*Your goal*. Whenever a line in the entries below contains "JSON", copy that line.

*Information given*.
-.-.-
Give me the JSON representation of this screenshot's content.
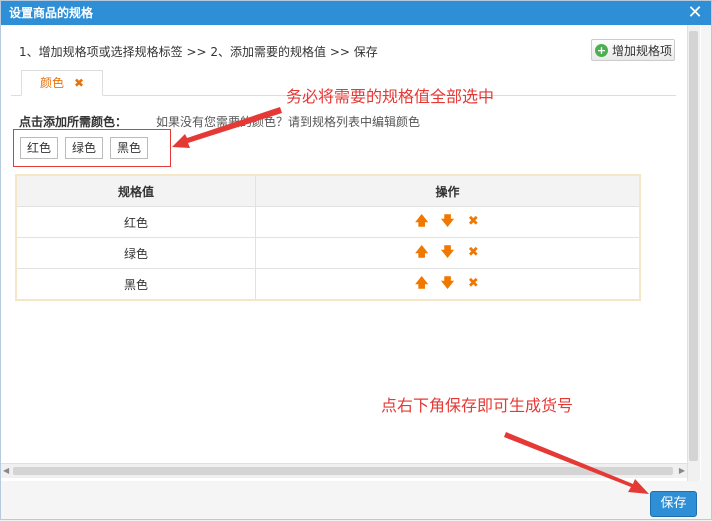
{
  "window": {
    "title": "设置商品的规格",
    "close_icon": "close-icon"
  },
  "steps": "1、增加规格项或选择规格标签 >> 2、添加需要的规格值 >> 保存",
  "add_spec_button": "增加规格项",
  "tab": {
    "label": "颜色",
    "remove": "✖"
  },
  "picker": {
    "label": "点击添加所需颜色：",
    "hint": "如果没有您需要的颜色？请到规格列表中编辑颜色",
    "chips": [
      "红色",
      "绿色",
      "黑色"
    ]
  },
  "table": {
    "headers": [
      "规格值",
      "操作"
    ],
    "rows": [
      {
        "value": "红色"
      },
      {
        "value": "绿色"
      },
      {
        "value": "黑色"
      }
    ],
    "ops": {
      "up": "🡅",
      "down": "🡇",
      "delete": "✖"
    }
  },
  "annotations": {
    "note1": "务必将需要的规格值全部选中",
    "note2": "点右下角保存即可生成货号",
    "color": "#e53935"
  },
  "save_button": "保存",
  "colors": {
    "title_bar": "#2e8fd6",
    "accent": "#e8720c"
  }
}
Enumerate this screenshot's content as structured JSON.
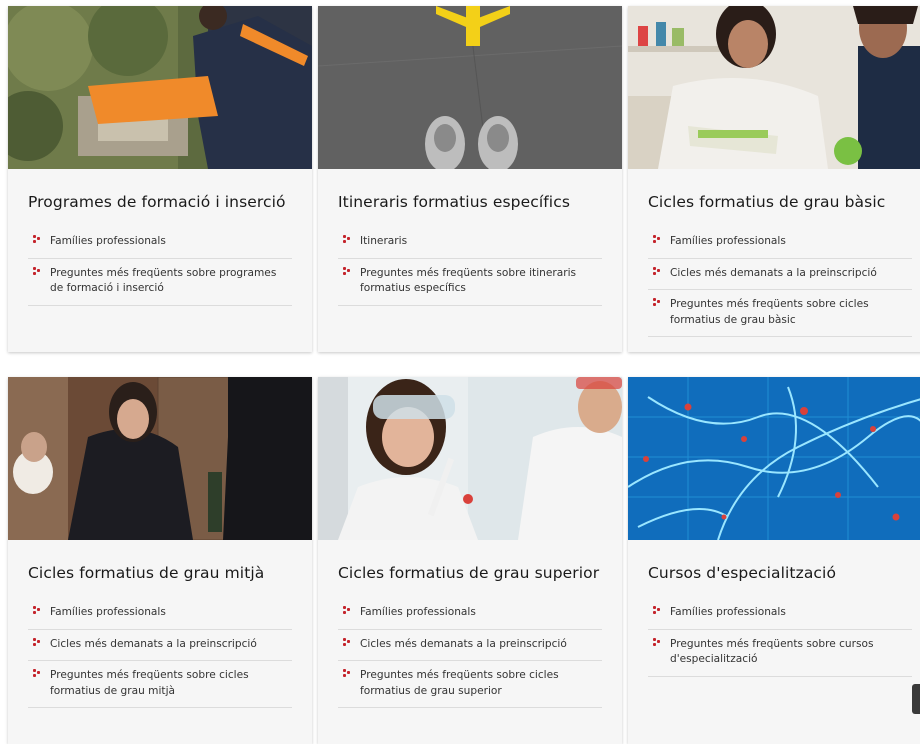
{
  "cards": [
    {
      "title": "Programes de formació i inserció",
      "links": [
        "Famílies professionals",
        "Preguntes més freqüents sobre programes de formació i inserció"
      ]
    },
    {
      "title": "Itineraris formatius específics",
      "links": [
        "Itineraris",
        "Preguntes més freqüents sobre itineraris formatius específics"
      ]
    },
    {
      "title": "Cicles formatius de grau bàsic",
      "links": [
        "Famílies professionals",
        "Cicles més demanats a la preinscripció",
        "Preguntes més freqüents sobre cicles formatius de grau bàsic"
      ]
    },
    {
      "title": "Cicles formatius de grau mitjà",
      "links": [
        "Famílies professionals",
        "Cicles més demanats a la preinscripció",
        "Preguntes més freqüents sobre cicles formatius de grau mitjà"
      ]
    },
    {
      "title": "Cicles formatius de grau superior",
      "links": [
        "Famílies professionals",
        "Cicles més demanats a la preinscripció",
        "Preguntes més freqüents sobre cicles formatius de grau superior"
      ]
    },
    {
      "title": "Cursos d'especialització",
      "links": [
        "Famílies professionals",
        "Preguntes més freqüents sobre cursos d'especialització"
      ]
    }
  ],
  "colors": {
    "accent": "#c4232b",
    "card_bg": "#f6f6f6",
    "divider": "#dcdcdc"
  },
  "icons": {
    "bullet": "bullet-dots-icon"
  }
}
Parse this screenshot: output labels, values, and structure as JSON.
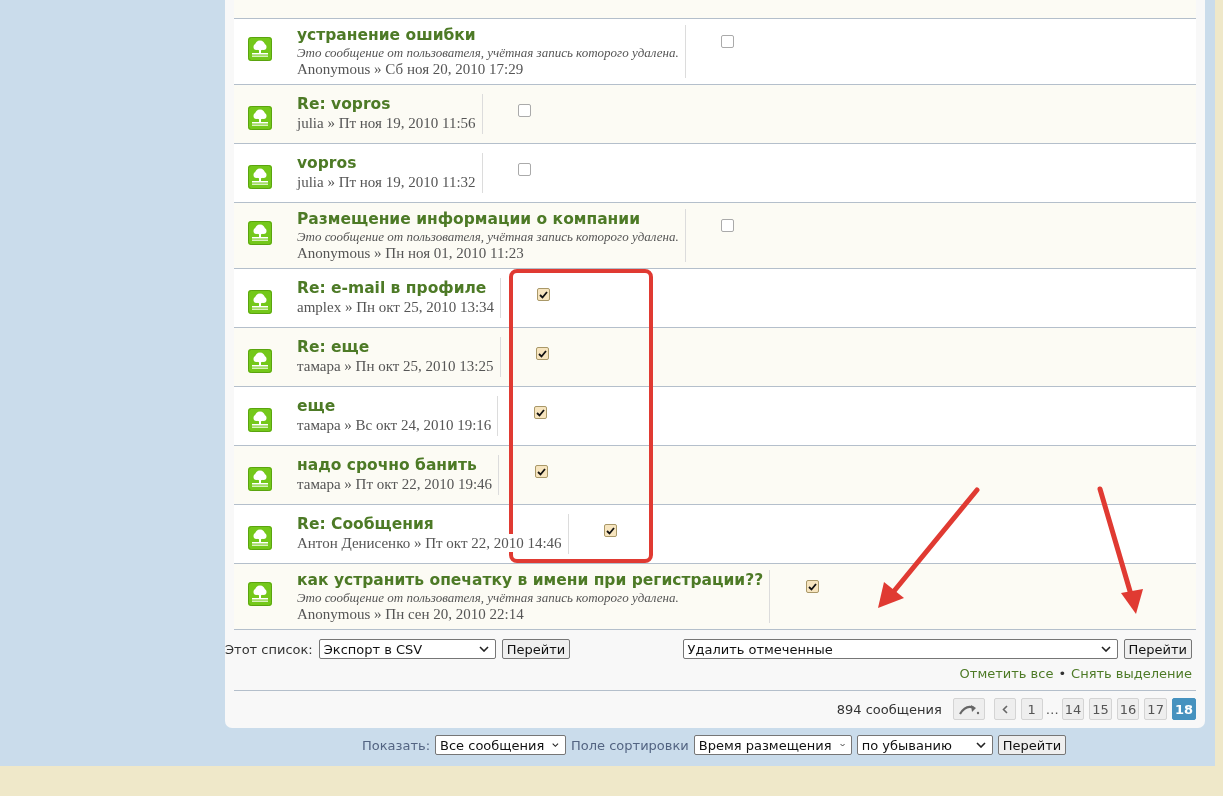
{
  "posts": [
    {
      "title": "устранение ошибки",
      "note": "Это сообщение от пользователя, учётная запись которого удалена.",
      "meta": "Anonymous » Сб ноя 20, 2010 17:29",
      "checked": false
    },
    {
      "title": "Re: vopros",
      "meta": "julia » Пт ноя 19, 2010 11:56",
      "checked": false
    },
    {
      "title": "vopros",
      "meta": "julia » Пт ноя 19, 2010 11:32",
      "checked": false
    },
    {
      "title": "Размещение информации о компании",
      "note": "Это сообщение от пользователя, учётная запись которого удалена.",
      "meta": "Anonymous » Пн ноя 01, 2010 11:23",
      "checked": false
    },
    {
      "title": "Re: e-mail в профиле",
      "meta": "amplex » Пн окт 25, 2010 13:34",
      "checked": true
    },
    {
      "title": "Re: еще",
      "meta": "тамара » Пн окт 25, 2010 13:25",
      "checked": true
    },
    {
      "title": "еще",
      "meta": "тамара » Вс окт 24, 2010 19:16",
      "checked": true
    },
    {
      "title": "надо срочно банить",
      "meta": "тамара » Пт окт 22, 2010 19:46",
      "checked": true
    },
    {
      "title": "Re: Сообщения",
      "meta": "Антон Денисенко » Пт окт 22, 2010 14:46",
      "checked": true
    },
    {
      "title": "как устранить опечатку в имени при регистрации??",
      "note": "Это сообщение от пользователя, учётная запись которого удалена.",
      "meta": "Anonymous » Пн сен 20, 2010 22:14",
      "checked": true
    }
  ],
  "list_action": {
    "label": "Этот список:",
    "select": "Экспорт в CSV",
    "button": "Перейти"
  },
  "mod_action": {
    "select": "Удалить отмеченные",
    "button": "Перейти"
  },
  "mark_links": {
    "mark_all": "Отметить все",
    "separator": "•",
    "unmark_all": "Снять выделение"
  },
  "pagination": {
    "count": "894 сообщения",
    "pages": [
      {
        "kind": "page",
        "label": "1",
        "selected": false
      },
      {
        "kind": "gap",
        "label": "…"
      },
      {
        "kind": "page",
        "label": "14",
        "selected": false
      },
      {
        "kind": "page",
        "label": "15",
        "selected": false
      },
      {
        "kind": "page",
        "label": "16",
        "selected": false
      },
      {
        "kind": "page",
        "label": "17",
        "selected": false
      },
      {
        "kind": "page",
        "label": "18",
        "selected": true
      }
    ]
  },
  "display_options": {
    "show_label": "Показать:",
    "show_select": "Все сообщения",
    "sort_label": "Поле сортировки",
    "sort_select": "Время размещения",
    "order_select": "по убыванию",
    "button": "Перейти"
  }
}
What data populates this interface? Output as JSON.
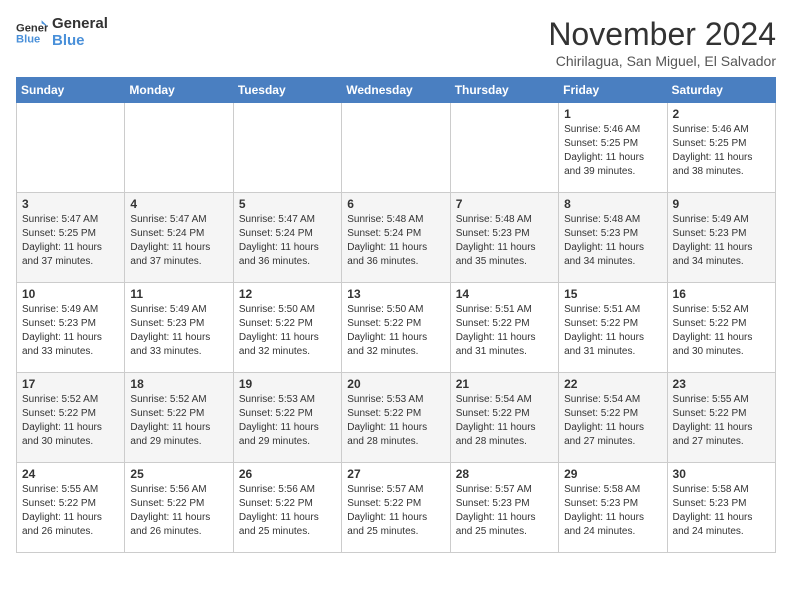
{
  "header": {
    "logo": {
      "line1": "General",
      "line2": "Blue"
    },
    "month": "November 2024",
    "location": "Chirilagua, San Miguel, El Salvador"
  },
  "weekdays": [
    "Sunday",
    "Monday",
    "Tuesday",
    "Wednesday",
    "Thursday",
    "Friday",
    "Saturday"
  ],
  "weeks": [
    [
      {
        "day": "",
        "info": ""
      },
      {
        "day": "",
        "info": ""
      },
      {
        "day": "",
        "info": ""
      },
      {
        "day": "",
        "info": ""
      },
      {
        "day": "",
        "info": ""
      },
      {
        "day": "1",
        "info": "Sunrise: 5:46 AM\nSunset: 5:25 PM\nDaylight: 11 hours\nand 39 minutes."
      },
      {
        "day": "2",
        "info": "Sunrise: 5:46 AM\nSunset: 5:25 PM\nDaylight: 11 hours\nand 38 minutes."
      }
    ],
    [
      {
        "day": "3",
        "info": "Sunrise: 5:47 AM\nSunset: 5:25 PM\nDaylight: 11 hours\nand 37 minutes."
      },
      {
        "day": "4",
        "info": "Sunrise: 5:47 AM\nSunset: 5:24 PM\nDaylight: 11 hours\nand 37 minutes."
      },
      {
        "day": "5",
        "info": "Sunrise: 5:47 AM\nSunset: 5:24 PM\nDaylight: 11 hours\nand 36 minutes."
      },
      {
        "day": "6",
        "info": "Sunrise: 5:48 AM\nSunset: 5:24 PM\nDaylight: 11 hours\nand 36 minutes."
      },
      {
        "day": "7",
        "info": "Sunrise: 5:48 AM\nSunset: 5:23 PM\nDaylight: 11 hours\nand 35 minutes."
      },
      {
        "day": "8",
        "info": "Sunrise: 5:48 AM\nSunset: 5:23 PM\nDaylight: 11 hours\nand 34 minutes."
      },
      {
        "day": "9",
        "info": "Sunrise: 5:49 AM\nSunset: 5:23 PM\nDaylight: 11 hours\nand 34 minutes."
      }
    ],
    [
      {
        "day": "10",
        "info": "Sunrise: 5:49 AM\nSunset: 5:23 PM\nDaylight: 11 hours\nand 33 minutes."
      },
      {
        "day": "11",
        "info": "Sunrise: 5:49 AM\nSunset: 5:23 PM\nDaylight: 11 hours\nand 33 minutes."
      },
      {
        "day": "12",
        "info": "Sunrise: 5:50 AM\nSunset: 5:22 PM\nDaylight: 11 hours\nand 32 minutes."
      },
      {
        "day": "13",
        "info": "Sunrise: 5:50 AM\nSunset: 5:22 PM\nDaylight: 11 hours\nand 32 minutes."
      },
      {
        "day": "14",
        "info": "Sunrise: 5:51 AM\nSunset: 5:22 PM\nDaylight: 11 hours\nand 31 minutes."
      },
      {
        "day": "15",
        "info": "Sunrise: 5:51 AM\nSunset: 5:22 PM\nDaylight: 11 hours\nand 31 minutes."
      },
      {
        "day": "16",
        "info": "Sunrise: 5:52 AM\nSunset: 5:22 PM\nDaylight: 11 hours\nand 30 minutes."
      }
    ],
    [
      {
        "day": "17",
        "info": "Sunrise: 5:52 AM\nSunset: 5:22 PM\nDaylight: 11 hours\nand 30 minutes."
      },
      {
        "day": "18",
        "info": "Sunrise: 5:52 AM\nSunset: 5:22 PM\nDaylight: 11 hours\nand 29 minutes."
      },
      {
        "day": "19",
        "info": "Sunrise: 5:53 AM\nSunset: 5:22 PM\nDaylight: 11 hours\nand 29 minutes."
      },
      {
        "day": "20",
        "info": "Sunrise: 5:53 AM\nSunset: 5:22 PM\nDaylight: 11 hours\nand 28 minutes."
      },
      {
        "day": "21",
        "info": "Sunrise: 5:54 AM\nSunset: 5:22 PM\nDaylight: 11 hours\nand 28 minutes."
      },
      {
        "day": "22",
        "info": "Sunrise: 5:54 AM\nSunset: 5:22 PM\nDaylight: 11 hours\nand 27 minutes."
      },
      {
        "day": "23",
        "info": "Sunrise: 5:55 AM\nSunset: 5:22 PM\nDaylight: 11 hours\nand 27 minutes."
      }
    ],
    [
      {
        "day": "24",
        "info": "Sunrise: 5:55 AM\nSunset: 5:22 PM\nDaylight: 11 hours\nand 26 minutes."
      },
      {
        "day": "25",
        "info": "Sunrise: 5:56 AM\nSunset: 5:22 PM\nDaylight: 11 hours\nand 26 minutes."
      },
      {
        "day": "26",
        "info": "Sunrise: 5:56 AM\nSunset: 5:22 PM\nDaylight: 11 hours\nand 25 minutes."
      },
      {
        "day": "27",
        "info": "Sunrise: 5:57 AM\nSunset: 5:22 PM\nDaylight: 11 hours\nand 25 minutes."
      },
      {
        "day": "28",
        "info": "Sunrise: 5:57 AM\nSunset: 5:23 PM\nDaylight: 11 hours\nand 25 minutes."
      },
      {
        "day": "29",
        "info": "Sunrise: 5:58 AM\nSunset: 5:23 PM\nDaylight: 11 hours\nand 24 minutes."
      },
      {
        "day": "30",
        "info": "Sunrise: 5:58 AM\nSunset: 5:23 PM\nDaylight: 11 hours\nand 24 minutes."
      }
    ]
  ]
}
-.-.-
*Solved exercise*.
Give me the JSON representation of this screenshot's content.
Enumerate this screenshot's content as structured JSON.
Parse this screenshot: output labels, values, and structure as JSON.
What data populates this interface? Output as JSON.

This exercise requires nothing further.